On the outskirts of the town of Macha Be, in Kenya’s Machakos county, lives aquaponics farmer Robin Njau. Besides chickens and rabbits, this farmer has also ventured where few in his country has gone – crayfish farming.
According to Robin Macha Be was originally pegged to be Kenya’s capital, but the elevation of Nairobi – and resultant cooler temperatures – and its ready access to more rivers made it the more suitable choice.
FoodForAfrika.com visited Robin at his family home, which has been converted to accommodate farm life. Here, he farms with chickens, rabbits and crayfish – something that many farmers in Kenya do not know about – under the trading name Kisumeo Organics. This is not his only farm, but it is the one that holds his most exciting prospect, which are crayfish crillings, or juvenile crayfish.
“Currently, we use these ponds to grow the crayfish,” Robin says, fishing a cage out of the murky water. Inside, several small crayfish can be seen scuttling about.
“Not many farmers know what crayfish are, so that means that we currently have a monopoly on the market. I think that’s not really fair, so we are going to be launching a programme that helps teach farmers about the benefits of crayfish in aquaponic farming and how you can use crayfish for value addition.”
Robin makes use of the ponds on the family compound to rear crillings into mature crayfish, and he also has a larger number of crillings growing not too far away at a local dam.
Learning the tricks of the trade
“No one steals the crayfish because no one really knows what they are. I think that’s going to be the toughest part about convincing farmers to even begin farming crayfish. For many, it is a completely unfamiliar creature to them. If you saw a crayfish for the first time with its claws and all that stuff coming from its face, wouldn’t you be scared? But in reality, crayfish are very inexpensive to rear,” explains the aquaponics farmer.
“If, for example, you have a rice farmer who needs to manage to growth of things such as algae in their paddies, the crayfish is the perfect solution.

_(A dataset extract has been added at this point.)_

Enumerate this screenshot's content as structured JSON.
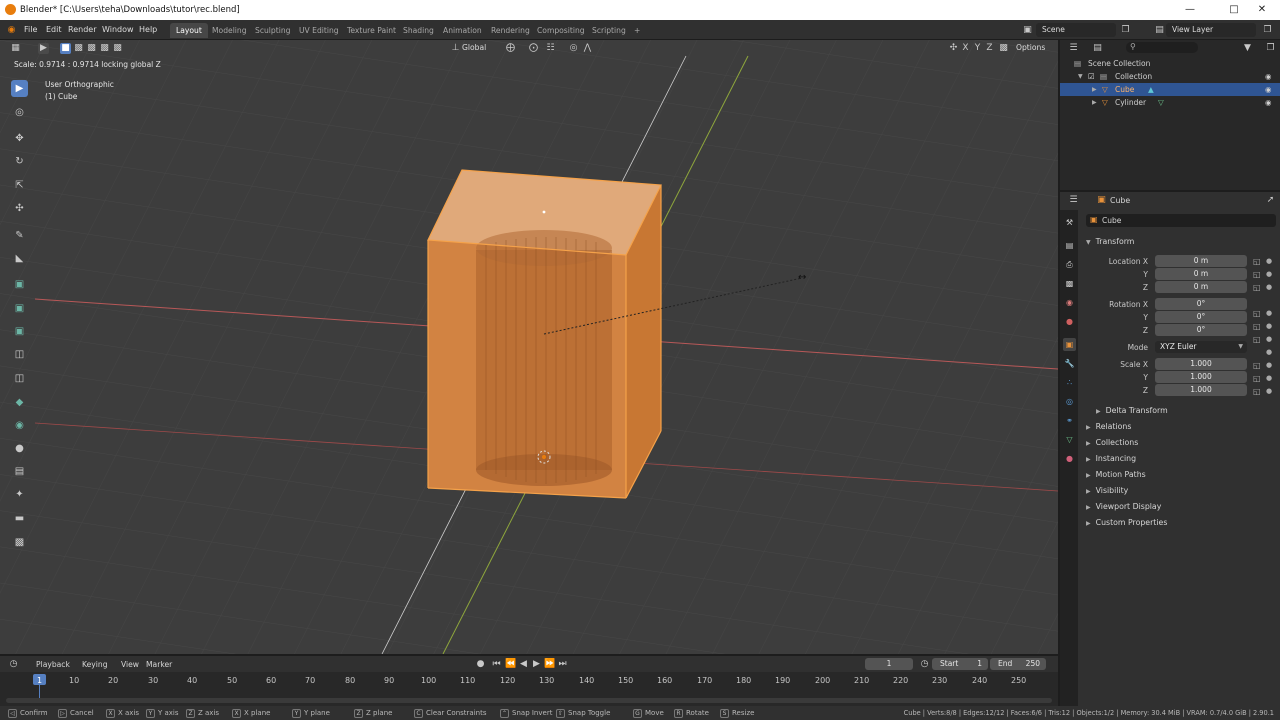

It eats the algae to grow, they need very little management and they are a viable source of protein that can be harvested – all while you just let them live in the paddies!”
Excitement shines in his eyes as he explains the popularity of Kisumeo Organics’ crayfish powder, which is also the name it is sold under.

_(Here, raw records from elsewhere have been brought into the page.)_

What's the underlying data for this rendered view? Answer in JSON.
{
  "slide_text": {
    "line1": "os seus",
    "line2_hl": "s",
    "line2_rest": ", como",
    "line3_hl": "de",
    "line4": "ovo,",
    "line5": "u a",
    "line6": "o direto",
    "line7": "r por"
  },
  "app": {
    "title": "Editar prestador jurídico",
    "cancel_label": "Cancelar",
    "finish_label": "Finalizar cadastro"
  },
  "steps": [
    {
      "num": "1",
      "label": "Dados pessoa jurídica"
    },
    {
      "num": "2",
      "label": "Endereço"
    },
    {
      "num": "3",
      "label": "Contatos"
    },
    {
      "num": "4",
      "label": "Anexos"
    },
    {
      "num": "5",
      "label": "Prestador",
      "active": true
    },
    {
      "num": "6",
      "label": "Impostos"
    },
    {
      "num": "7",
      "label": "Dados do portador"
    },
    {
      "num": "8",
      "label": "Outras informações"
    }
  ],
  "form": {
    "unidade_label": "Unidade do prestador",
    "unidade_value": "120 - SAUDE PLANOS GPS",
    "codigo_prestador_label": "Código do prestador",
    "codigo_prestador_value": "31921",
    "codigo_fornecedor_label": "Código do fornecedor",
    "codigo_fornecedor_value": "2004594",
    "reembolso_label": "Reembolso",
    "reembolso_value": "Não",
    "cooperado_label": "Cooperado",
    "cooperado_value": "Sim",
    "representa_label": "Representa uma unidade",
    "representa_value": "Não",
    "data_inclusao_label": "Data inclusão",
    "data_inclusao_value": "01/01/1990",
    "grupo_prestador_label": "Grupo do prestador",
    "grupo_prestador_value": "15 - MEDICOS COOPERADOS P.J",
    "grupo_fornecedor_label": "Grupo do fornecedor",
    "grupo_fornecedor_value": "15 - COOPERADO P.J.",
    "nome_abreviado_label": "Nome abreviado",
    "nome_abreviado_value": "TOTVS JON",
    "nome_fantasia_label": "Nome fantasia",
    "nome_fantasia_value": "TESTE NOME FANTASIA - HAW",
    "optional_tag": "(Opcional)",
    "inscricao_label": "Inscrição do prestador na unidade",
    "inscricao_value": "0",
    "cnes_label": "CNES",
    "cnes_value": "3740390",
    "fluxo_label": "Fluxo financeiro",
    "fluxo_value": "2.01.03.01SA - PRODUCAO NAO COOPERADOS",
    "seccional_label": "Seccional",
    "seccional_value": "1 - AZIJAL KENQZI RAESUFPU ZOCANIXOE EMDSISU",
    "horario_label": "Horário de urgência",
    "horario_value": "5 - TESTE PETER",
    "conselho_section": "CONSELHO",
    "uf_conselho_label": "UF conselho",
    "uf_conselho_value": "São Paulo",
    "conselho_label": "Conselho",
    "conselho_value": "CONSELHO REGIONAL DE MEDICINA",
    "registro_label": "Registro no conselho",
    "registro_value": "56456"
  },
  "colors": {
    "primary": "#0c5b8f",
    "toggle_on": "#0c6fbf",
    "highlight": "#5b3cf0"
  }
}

“Right now, Nigeria loves this crayfish powder. We grind the crayfish up whole, shell and all, and add other spices such as peri-peri, lemon, etc. You can use it like you would any other seasoning. You can spice soup, meat for a barbecue, add it to a sandwich… It is very versatile.”
When asked why the decision was made to grind the entire crayfish up to make the powder, Robin explained that the shell holds a wealth of magnesium and it also aligns to his personal belief that as much of an animal must be used when it is being harvested for consumption.
The crayfish harvest is not strenuous and it takes approximately three to four months for one to be large enough to consume.
“They also breed very quickly, but it is important to understand that they must be separated at different ages of growth. The mature ones may eat the crillings, so this is why we have separate ponds for them.”
Facing challenges head-on
While Robin has made the process of crayfish farming seem low-effort until now, it is not without its challenges. He takes a deep breath and sighs as he sits down, and rattles off the list of challenges he has faced thus far.
“Because no one here really knows what crayfish is, there is very little regulation in the industry. Me, being a farmer who makes use of aquaponics, already indicates that I care about sustainability and not depleting resources, so my concern is that when more farmers join, we have to be very sure about training them not to overfish.
“Another challenge we also face is a lack of funding for this specific sort of farming. Luckily, I started farming with rabbits, chickens and such before I started with aquaponic farming.”
“If not for that, we would have had to ensure that our own personal funds were in order to secure loans from banks, to register a company name. It all becomes very expensive before you start seeing any return.”
He is inspired by how the youth is expressing an interest in working in agriculture. Robin studied business at university, and during his student days, was known as being a popular DJ. He was known for playing after rugby games between competing universities.
“You know, at my age, farming is something you were expected to do as a child. I used to help my own father with feeding the chickens and such when I was a child. When you grow up with farming, it doesn’t seem so exciting. We also have the perception of a farmer as someone who just wants to put someone to work all day, some crazy old man standing in a field.
“There’s so much you can do in agriculture now. you can be a lawyer, an accountant, a social media manager, an import-export agent… The opportunities are endless. Today’s youth aren’t narrowing themselves to thinking a farmer just tills a field. A farmer needs a team now.”
He advises young aspirant farmers to continue solving problems through an “innovative and dynamic” approach.
“The future of agriculture lies in the lands of young people. They have the solutions to our problems.”